PUBLISHED: 17:57 03 November 2014 | UPDATED: 17:57 03 November 2014
An American veteran who narrowly avoided death in the Second World War has unveiled an aircraft that tells his stirring story.
IWM Duxford’s painstakingly conserved P-51 Mustang – which will take pride of place in the redeveloped American Air Museum – was revealed by 90-year-old former ace airman Huie Lamb on Thursday.
Huie arrived at Duxford at the age of 20 to serve with the 82nd Fighter Squadron, 78th Fighter Group of the United States Army Air Forces in August 1944.
On his first mission in the aircraft Etta Jeanne on December 29, 1944, Huie was one of the few pilots to survive when an engine fire forced them to bail out and parachute into the icy cold waters of the North Sea.
He was rescued by another aircraft pilot who spotted him in the water, but a doctor later told him that had he been in the sea for five minutes longer, he would have died.
Huie amassed more than 200 hours of combat flying, destroying an official count of 5½ aircraft in the course of his 61 missions.
The 78th Fighter Group flew a total of 450 missions out of RAF Duxford with a loss of 128 pilots.
“I always enjoy coming back here,” Huie said. “I particularly enjoy visiting the Officers’ Mess, I have a lot of fond memories of being there.
“We had a guy who played the piano at night and we did some singing, although we weren’t very good singers!
“I enjoy visiting the squadron facilities where, when we weren’t flying, we’d read tech orders or play cards.

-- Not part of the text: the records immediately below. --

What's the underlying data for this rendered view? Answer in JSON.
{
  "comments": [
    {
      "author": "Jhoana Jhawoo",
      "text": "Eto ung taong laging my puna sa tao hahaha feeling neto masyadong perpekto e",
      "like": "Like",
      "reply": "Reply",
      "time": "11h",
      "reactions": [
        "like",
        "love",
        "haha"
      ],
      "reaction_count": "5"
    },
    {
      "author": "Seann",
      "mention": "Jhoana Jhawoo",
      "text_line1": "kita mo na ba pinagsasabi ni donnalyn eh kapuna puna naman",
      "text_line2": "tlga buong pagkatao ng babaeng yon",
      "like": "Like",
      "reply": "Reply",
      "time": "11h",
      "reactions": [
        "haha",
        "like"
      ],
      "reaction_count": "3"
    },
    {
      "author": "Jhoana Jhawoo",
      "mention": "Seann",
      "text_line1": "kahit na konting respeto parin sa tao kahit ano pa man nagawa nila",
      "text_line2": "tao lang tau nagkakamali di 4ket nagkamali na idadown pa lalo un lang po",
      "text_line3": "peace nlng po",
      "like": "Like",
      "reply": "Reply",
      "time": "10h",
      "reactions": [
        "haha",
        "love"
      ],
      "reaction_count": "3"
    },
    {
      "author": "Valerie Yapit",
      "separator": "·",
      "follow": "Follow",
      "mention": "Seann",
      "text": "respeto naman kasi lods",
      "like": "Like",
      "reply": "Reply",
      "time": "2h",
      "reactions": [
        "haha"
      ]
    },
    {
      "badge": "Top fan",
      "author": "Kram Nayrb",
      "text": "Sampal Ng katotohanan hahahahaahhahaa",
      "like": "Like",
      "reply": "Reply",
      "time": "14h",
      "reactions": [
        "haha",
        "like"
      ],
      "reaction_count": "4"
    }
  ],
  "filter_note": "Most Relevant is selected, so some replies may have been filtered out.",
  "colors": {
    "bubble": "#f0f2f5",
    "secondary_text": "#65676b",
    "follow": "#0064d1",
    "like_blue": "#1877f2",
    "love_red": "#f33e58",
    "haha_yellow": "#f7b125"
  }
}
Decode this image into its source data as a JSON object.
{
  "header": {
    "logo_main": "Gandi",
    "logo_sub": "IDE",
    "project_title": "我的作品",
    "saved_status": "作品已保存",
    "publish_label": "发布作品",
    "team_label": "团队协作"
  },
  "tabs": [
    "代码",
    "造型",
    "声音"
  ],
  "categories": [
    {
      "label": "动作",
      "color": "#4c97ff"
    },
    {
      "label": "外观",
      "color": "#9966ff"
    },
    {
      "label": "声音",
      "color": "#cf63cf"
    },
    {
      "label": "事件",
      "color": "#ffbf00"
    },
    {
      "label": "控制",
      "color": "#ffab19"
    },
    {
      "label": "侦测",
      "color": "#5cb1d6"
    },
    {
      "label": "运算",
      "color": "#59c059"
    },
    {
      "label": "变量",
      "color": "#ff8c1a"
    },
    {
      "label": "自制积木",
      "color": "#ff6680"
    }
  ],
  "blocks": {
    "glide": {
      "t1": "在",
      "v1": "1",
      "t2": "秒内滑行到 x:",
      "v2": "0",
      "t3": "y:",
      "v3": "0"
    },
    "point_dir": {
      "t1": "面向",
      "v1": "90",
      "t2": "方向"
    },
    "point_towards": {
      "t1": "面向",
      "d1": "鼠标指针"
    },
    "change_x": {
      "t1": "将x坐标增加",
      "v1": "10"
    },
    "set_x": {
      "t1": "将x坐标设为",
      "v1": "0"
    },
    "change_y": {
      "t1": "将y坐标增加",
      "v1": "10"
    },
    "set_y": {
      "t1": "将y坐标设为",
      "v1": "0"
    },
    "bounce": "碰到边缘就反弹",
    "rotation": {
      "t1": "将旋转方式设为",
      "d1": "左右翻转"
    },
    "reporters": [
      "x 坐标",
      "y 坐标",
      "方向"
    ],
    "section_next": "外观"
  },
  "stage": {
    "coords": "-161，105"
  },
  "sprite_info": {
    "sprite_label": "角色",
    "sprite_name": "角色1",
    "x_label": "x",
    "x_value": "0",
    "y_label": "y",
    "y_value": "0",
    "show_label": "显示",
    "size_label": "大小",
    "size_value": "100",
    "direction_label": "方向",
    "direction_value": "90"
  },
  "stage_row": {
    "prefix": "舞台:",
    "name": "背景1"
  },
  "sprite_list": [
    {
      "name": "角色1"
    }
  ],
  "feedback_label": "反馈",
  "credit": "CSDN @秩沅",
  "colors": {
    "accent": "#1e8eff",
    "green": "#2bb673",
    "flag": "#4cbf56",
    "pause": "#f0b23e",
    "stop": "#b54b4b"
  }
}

“Our squadron was based right next to the briefing room, it was a good feeling to go there again.”
IWM Duxford’s conserved and repainted P-51 Mustang represents Huie’s second aircraft Etta Jeanne II, named after – like his first aircraft which did not survive – his younger sister.
Of the newly-conserved P-51 Mustang, Huie said: “It’s unbelievable. I never dreamed I’d see it.
“When I think of all the hard work that has happened to put it in the condition it’s in, it’s heartwarming.”
The P-51 Mustang will form the centrepiece for Huie Lamb’s story, told as part of the new interpretation in the American Air Museum, when it reopens in 2016.